Which lines in the records below mention the word "CTRL"? Copy each one out.

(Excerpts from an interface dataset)
%%

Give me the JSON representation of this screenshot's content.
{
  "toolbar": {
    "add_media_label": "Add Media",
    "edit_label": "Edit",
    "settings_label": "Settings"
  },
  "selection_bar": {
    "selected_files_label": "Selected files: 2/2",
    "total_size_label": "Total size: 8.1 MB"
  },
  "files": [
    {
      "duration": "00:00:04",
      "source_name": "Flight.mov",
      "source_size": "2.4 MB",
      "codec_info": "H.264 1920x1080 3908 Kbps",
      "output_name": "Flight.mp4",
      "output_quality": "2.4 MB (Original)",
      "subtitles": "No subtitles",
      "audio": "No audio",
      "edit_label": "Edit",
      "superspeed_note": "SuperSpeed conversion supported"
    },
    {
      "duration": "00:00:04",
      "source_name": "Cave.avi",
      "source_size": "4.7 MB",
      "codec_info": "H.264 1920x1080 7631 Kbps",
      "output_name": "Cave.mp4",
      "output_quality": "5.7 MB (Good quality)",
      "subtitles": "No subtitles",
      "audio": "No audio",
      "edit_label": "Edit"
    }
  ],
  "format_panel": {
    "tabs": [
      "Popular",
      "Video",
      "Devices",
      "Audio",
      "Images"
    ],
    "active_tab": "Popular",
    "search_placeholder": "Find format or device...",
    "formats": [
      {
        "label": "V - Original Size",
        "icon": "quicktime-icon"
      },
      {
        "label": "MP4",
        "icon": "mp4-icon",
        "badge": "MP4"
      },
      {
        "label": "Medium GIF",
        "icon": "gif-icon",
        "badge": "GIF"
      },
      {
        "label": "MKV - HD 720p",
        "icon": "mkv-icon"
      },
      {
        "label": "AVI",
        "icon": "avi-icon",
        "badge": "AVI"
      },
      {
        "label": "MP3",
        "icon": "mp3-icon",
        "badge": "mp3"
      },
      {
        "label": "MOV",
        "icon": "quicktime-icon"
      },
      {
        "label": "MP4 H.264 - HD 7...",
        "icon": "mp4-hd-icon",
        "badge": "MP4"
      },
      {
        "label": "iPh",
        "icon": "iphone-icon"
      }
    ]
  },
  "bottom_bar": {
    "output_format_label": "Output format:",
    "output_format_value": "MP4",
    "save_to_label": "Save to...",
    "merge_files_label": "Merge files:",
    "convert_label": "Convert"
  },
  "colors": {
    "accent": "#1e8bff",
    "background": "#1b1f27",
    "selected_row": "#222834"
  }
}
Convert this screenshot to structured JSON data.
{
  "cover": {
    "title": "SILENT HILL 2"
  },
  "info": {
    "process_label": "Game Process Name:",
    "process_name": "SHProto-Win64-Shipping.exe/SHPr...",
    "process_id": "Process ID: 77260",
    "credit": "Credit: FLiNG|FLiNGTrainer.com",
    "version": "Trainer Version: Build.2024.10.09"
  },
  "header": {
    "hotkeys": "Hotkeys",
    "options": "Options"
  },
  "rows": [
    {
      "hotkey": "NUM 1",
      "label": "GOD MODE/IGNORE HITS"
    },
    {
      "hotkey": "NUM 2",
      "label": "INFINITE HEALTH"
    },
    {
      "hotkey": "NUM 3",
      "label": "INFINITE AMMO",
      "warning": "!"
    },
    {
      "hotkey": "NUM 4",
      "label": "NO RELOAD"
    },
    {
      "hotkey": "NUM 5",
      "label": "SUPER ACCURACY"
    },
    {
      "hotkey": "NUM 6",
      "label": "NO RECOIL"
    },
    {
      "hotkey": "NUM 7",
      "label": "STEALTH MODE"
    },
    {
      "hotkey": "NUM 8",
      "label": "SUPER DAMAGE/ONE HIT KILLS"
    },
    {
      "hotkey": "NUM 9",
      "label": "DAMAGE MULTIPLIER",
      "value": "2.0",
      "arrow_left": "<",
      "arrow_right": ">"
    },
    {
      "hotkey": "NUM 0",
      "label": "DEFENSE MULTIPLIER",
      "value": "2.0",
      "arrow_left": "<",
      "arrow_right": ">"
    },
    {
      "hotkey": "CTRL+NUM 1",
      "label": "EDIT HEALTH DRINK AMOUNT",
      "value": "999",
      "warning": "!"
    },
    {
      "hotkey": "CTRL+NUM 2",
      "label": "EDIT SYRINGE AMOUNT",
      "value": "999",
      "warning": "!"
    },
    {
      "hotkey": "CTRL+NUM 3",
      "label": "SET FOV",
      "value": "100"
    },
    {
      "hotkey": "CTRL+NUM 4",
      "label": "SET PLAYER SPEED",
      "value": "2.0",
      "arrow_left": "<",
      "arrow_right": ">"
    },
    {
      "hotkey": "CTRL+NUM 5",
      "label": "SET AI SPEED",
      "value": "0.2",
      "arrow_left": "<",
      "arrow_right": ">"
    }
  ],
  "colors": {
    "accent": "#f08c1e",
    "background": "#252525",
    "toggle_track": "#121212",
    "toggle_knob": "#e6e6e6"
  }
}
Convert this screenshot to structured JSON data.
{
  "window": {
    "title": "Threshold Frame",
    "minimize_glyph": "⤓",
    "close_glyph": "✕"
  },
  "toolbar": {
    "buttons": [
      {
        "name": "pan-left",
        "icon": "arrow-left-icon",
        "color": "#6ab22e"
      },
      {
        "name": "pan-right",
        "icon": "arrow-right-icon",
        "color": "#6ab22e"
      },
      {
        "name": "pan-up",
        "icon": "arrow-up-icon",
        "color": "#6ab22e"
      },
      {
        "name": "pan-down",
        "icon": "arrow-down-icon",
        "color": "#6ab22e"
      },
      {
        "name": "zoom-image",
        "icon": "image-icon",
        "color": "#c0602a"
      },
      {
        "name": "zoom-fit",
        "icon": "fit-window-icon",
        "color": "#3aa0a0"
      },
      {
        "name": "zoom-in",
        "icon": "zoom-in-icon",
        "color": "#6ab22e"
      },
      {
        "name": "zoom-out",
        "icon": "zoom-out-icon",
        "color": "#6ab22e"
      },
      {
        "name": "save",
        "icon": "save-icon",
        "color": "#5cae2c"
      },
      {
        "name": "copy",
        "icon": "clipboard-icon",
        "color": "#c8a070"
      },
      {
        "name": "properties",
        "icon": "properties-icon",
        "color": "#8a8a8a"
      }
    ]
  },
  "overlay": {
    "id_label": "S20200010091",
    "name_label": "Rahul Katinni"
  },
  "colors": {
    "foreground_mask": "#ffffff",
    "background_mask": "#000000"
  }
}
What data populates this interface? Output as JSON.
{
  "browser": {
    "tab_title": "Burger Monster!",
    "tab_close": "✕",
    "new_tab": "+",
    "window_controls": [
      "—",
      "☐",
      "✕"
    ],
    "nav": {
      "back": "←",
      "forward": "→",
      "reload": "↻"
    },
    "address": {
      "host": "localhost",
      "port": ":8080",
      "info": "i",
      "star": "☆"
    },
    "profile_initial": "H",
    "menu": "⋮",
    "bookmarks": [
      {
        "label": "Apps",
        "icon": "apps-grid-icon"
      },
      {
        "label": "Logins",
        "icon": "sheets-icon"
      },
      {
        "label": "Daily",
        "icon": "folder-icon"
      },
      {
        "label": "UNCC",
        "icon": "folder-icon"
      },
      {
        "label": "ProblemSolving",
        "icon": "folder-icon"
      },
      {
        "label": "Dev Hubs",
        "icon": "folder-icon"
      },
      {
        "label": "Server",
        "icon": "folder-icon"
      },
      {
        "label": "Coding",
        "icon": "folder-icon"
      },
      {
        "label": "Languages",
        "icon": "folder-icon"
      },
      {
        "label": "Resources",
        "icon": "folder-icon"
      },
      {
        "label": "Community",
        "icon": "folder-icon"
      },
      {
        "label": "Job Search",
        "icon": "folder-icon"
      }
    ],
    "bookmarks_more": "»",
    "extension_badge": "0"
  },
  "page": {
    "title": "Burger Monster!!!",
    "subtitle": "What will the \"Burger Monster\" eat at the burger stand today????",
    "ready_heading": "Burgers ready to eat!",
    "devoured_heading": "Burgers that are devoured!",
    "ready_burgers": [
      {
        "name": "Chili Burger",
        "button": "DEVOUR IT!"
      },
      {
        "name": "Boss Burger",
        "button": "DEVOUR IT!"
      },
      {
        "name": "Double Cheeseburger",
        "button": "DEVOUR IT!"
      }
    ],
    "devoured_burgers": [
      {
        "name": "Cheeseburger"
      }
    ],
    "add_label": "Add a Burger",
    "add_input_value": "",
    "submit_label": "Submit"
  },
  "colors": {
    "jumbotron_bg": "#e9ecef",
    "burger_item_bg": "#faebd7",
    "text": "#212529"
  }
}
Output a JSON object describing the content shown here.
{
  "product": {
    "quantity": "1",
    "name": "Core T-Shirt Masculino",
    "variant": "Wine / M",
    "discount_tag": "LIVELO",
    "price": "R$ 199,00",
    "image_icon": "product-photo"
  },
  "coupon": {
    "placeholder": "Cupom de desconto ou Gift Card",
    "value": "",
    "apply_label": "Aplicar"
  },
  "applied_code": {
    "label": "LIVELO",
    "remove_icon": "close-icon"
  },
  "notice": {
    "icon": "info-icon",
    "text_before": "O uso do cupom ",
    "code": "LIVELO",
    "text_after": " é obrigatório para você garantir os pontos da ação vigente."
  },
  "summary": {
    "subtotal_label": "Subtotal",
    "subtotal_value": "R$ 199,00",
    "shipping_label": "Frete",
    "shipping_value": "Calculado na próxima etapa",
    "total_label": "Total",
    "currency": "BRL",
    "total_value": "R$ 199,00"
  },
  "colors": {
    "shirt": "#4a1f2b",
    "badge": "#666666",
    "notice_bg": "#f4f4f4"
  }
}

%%

Your response:
      "hotkey": "CTRL+NUM 1",
      "hotkey": "CTRL+NUM 2",
      "hotkey": "CTRL+NUM 3",
      "hotkey": "CTRL+NUM 4",
      "hotkey": "CTRL+NUM 5",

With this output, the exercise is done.